Recognized leaders in vaccine demand and uptake, we also develop and implement evidence-grounded, people-centered policies, programs and practices to improve other aspects of people’s lives.
We are currently working in the Middle East and Central America with NIP managers, their colleagues in health promotion and communications and cross-sectorial partners to help them increase immunization rates in influenza and COVID-19 vaccination programs.
Irimi has developed a methodology grounded in the 6As taxonomy for the determinants of vaccine uptake (Thomson et al – we added an ‘A’ since the first study!), which enables identification of key barriers and triangulation with proven facilitators of uptake.

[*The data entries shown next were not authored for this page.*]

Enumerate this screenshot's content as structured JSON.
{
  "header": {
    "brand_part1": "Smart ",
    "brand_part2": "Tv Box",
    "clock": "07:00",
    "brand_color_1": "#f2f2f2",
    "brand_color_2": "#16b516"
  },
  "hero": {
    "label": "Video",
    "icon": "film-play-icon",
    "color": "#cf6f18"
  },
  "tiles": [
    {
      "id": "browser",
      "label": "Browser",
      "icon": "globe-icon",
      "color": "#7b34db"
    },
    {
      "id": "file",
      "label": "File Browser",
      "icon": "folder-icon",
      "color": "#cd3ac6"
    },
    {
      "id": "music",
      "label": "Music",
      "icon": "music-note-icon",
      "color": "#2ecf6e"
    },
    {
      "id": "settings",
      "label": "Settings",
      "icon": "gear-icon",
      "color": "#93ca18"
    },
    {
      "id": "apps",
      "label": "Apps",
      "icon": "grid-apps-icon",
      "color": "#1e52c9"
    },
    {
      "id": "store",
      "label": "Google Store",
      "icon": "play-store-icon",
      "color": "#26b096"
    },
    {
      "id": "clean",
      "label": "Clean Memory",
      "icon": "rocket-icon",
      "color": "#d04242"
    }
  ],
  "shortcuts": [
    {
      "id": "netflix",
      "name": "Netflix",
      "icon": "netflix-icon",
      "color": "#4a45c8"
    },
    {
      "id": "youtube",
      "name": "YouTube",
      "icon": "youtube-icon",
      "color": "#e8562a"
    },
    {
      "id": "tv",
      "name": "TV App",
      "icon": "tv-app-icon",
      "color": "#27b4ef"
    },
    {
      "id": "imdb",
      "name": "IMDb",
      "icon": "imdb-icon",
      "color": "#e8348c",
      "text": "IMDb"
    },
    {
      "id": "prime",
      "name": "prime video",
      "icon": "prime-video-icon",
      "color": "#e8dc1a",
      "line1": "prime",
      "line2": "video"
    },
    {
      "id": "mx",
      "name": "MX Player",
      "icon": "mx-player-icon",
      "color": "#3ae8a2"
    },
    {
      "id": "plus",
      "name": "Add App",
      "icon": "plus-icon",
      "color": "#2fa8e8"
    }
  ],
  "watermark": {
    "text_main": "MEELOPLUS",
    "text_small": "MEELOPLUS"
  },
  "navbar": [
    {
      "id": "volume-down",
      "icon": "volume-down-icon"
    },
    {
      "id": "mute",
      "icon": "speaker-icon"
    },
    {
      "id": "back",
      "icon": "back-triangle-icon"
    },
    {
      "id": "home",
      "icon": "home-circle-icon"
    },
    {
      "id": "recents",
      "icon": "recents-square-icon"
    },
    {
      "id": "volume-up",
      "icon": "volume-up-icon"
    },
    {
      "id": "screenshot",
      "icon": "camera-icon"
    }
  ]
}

We facilitate workshops with people of diverse experience and expertise which:
A meta-objective is to leverage the common understanding of the problem to engage all participants and give them joint ownership of the national strategy.
Effective strategies for raising immunization rates must be multicomponent and multistakeholder.
We drew on current evidence and emerging technologies to co-develop a novel digital health communication intervention, and convene a broad public-private partnership to take it to scale.
Cranky Uncle: Vaccine is an innovative, mobile game that draws on active inoculation theory, cartoons and critical thinking to counter the effects of misinformation.
In collaboration with Cranky Uncle creators Dr. John and Wendy Cook, the Sabin Vaccine Institute, and UNICEF, Irimi is leading global program adaptation and expansion:
Cranky Uncle: Vaccine is coming to East and West African, and South Asian markets in 2023.
We convened a high-profile, cross-sectorial partnership – engaging academia, a UN agency and the private and non profit sectors – to A/B test vaccine messages on a global scale. This collaboration has rapid A/B tested dozens of different messages in more than 100 million people on a social media platform. Each asset was developed based on insights from:
Assets/messages which emerged as the most effective (attracted attention, nudged intentions to vaccinate) were deployed in targeted communications campaigns, and in 3 countries were tested in large randomized studies with immunization rates as outcome measure.